(INFORMATION SHOWN begins)
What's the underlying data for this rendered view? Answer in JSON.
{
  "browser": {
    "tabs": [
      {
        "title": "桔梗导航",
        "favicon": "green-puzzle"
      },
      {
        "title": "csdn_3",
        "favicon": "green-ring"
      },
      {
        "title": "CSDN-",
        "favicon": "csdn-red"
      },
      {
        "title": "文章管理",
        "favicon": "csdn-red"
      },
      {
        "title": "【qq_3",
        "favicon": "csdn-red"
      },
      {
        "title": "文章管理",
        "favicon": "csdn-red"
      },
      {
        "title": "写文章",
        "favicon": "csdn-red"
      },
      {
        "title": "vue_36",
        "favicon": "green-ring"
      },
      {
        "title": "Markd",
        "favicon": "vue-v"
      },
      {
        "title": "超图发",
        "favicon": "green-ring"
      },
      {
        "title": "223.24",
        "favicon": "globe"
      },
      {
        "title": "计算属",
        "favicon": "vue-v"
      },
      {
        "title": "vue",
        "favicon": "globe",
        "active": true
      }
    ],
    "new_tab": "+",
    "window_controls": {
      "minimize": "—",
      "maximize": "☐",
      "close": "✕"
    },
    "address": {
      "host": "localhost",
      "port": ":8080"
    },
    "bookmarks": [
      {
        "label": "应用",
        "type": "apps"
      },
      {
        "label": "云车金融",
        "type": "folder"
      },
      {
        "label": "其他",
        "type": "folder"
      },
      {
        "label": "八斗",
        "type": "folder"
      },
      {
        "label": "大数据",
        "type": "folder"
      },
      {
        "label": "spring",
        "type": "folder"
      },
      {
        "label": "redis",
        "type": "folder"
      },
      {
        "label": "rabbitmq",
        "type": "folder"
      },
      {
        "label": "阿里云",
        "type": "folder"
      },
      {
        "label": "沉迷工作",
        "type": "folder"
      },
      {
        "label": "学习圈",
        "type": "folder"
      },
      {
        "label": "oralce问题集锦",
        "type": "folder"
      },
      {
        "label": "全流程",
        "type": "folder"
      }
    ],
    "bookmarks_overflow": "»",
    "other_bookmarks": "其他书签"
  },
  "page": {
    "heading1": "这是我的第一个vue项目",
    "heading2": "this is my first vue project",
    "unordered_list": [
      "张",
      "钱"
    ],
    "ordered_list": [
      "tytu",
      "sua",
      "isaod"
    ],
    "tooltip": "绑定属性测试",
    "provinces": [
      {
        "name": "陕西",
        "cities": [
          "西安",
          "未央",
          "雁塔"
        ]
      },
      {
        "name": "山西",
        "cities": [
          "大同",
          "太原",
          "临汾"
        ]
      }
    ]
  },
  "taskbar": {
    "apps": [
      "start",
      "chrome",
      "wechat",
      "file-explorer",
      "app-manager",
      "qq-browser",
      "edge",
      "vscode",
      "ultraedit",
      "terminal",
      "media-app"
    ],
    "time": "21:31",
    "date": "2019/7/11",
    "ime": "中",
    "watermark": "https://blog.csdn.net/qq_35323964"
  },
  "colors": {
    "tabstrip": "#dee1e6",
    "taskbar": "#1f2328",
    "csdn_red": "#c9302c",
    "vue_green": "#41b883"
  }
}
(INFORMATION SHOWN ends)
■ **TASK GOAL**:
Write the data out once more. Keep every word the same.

■ **FINAL ANSWER**:
What's the underlying data for this rendered view? Answer in JSON.
{
  "browser": {
    "tabs": [
      {
        "title": "桔梗导航",
        "favicon": "green-puzzle"
      },
      {
        "title": "csdn_3",
        "favicon": "green-ring"
      },
      {
        "title": "CSDN-",
        "favicon": "csdn-red"
      },
      {
        "title": "文章管理",
        "favicon": "csdn-red"
      },
      {
        "title": "【qq_3",
        "favicon": "csdn-red"
      },
      {
        "title": "文章管理",
        "favicon": "csdn-red"
      },
      {
        "title": "写文章",
        "favicon": "csdn-red"
      },
      {
        "title": "vue_36",
        "favicon": "green-ring"
      },
      {
        "title": "Markd",
        "favicon": "vue-v"
      },
      {
        "title": "超图发",
        "favicon": "green-ring"
      },
      {
        "title": "223.24",
        "favicon": "globe"
      },
      {
        "title": "计算属",
        "favicon": "vue-v"
      },
      {
        "title": "vue",
        "favicon": "globe",
        "active": true
      }
    ],
    "new_tab": "+",
    "window_controls": {
      "minimize": "—",
      "maximize": "☐",
      "close": "✕"
    },
    "address": {
      "host": "localhost",
      "port": ":8080"
    },
    "bookmarks": [
      {
        "label": "应用",
        "type": "apps"
      },
      {
        "label": "云车金融",
        "type": "folder"
      },
      {
        "label": "其他",
        "type": "folder"
      },
      {
        "label": "八斗",
        "type": "folder"
      },
      {
        "label": "大数据",
        "type": "folder"
      },
      {
        "label": "spring",
        "type": "folder"
      },
      {
        "label": "redis",
        "type": "folder"
      },
      {
        "label": "rabbitmq",
        "type": "folder"
      },
      {
        "label": "阿里云",
        "type": "folder"
      },
      {
        "label": "沉迷工作",
        "type": "folder"
      },
      {
        "label": "学习圈",
        "type": "folder"
      },
      {
        "label": "oralce问题集锦",
        "type": "folder"
      },
      {
        "label": "全流程",
        "type": "folder"
      }
    ],
    "bookmarks_overflow": "»",
    "other_bookmarks": "其他书签"
  },
  "page": {
    "heading1": "这是我的第一个vue项目",
    "heading2": "this is my first vue project",
    "unordered_list": [
      "张",
      "钱"
    ],
    "ordered_list": [
      "tytu",
      "sua",
      "isaod"
    ],
    "tooltip": "绑定属性测试",
    "provinces": [
      {
        "name": "陕西",
        "cities": [
          "西安",
          "未央",
          "雁塔"
        ]
      },
      {
        "name": "山西",
        "cities": [
          "大同",
          "太原",
          "临汾"
        ]
      }
    ]
  },
  "taskbar": {
    "apps": [
      "start",
      "chrome",
      "wechat",
      "file-explorer",
      "app-manager",
      "qq-browser",
      "edge",
      "vscode",
      "ultraedit",
      "terminal",
      "media-app"
    ],
    "time": "21:31",
    "date": "2019/7/11",
    "ime": "中",
    "watermark": "https://blog.csdn.net/qq_35323964"
  },
  "colors": {
    "tabstrip": "#dee1e6",
    "taskbar": "#1f2328",
    "csdn_red": "#c9302c",
    "vue_green": "#41b883"
  }
}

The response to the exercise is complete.